This book considers the promise of women’s and gender history for revolutionizing our understanding of the past while also acknowledging the current national political, financial, and other contextual realities that can (and do) constrain or promote the possibilities for researching and writing women’s history. The editors assert that the promise of women’s and gender history […]
Please explore these recent publications by CCWH members.
Karen Offen offers a magisterial reconstruction and analysis of the debates around relations between women and men, how they are constructed, and how they should be organized, that raged in France and its French-speaking neighbors from 1870 to 1920. The ‘woman question’ encompassed subjects from maternity and childbirth, and the upbringing and education of girls […]
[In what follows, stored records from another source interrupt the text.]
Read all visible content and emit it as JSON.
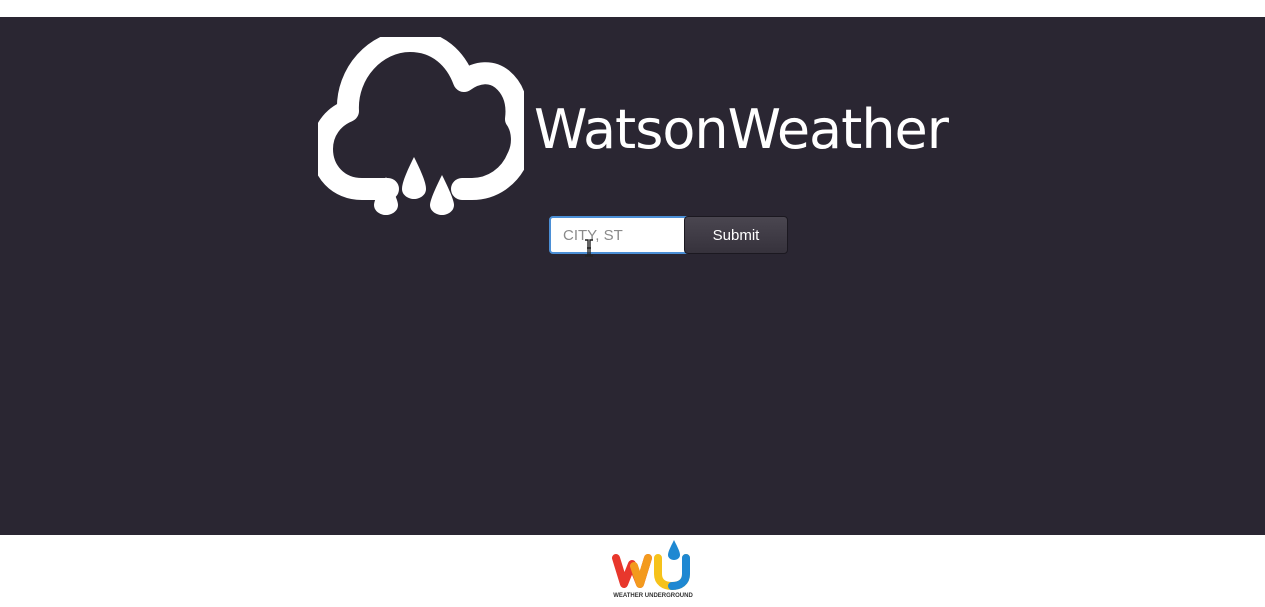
{
  "header": {
    "brand": "WatsonWeather",
    "icon": "cloud-rain-icon"
  },
  "search": {
    "placeholder": "CITY, ST",
    "value": "",
    "submit_label": "Submit"
  },
  "footer": {
    "logo": "weather-underground-logo",
    "logo_text": "WEATHER UNDERGROUND"
  },
  "colors": {
    "background": "#2a2632",
    "text": "#ffffff",
    "input_focus_border": "#4b8fd6"
  }
}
This is a revolutionary reinterpretation of the French past from the early fifteenth century to the establishment of the Third Republic, focused on public challenges and defenses of masculine hierarchy in relations between women and men. Karen Offen surveys heated exchanges around women’s ‘influence’; their exclusion from ‘authority’; the increasing prominence of biomedical thinking and […]
Three “sisters and rebels” from the South wrestle with orthodoxies of race, sexuality, and privilege. Descendants of a prominent slaveholding family, Elizabeth, Grace, and Katharine Lumpkin grew up in a culture of white supremacy. But while Elizabeth remained a lifelong believer, her younger sisters chose vastly different lives. Seeking their fortunes in the North, Grace […]
A comprehensive study of Arab Protestantism during the Nahda in Ottoman Syria The Ottoman Syrians – residents of modern Syria and Lebanon – formed the first Arabic-speaking Evangelical Church in the region. This book offers a fresh narrative of the encounters of this minority Protestant community with American missionaries, Eastern churches and Muslims at the […]
One of the most dramatic images of the French Revolution is of Parisian market women sloshing through mud and dragging cannons as they marched on Versailles and returned with bread and the king. These market women, the Dames des Halles, sold essential foodstuffs to the residents of the capital but, equally important, through their political […]